As the title says – why frogs?
A common answer is that the French eat them – but I’m not convinced by that, because it’s only become specific to France in recent times, with the rise of gastronomy and tourism (both in the 19th century).
I have read versions that the epithet was first applied to inhabitants of the low countries, who were marsh-dwelling, then became applied to others like Jesuits and eventually the French. The clearest is linked from this question – but there is no source for the information, no indication of where that may be recorded, and it also mention non-existent frogs on the Paris coat of arms.
Has anyone got better documented origins for the word?
According to the French newspaper Le Figaro, the reason has to do with a neighborhood across from Paris called La Grenouillère:
La Grenouillère or more precisely La Guernouillère [low river marsh
where frogs congregate] for the natives who lived along the river was
a small hamlet on the [then] “outskirts” of Paris, facing the
Tuileries Gardens, which became known in the 18th century for the high
quality of its washerwomen and laundresses who carried out their
labors by “the weight” or “item of clothing”. These hamlet dwellers
spoke what was certainly a lowly patois, which the upper classes of
the time found comical. The “language of la Grenouillère” became a
symbol of the naive good nature and the liberties of speech of the
Parisian lower orders.
This manner of speech gained visibility in the 1750’s through
Jean-Joseph. Vadé’s famous Letters from the Grenouillère, which
later gave way to numerous imitations. This “Parisian patois” was very
useful in particular at the time of the 1789 Revolution, when some of
the pamphlets penned by aristocrats used it as a didactic weapon
against the foul-mouthed Louis Jacob Hébert in his rag Le Père
Be that as it may, in 1790-1791, not only those living in La
Grenouillère but also, by assimilation, all the people of Paris were
being called “the frogs” by the court nobility….Undoubtedly, this
generalization reflected the influence of Aristophanes’ play The Frogs
on educated aristocrats. The action takes place mythologically on the
banks of another famous river: the Styx! In short, at the Court of
Versailles in 1791, the opinion of Parisians, the humor that reigned
among activists in the capital, could be summed up in the oft-heard
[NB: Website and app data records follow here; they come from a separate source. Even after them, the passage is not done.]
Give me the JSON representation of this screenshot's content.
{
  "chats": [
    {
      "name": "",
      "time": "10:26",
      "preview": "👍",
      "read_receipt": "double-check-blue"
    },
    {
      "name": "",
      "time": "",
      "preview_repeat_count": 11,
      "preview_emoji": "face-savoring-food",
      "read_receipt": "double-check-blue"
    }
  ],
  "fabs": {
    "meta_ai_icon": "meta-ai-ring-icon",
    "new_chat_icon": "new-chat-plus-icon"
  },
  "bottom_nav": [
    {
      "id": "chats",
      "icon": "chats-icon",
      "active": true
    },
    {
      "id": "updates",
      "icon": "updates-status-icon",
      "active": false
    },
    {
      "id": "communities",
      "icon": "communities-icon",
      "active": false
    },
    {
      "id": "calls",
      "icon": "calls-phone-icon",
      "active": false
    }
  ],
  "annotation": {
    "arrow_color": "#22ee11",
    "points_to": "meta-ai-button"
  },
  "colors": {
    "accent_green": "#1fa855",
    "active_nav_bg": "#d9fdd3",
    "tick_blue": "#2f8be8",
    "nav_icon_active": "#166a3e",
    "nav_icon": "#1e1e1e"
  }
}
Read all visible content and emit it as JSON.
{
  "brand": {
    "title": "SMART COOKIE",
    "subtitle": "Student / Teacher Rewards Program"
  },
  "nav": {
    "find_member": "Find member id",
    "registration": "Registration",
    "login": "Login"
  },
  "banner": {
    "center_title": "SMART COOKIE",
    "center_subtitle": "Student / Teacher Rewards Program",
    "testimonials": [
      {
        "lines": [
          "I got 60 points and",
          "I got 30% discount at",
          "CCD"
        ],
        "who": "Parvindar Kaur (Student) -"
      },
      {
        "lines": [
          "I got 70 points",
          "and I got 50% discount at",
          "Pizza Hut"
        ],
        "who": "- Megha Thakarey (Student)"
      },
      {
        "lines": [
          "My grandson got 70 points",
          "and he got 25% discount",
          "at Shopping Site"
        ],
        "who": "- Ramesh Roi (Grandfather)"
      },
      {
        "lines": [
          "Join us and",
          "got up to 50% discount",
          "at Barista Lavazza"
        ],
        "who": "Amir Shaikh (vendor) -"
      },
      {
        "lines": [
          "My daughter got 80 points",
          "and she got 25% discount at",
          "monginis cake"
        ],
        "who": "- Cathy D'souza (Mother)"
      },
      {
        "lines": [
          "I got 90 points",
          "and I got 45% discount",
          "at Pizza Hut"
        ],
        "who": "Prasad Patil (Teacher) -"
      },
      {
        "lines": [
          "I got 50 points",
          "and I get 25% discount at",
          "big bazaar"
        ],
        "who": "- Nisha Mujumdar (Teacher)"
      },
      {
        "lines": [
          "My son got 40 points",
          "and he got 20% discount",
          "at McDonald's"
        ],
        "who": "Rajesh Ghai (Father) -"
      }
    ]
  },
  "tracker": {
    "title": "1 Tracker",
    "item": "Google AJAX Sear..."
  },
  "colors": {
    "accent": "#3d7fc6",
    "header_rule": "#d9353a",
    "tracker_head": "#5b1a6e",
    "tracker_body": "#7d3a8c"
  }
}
question, “What do the frogs have to say about this?”
With this phrase in tow the most realistic of these aforementioned
privileged persons escaped abroad. In the face of human anger,
absolute pessimism is a must; this was borne out many times in the
19th century and Rohmer’s film The Duke and the Englishwoman recently
illustrated the need for fleeing.
Thus, the most clairvoyant of these nobles ended up in London where
their émigré community spread the term “Frogs” throughout the English
aristocracy. These very ravaging frogs that continued to grow bigger
than cattle and soon more predatory than wolves,[…]
[The article goes on to say to say that the revolution was forgotten but that the epithet remained…..]
- The article is by Claude Duneton, “Writer, actor and staunch defender of the French language….sorry, I could not do the rest of the article, but the bit I translated shows it main point…..one wonders why the OED did not pick up on any of this…..
The last line of the article is:
La morale de ma chanson est qu’on n’est jamais si bien nommé que par soi-même!
The moral of my song is that best name is the name we give ourselves.
TRANSLATION: In France, during the Revolution, the frog, which was rare compared to other animals such as the cat, dog, pig, ass, chicken or turkey was thus more used by the counter-revolutionaries than by the patriots.
En France, durant la Révolution, la grenouille, rare par rapport à d’autres animaux comme le chat, le chien, le cochon, l’âne, la poule ou le dindon, est donc davantage utilisée par les contre-révolutionnaires que par les patriotes.
Below is a painting by Alexandre-Jean Noël of the place known as la Grenoullière, on the left bank of the Seine, facing the Tuileries Quay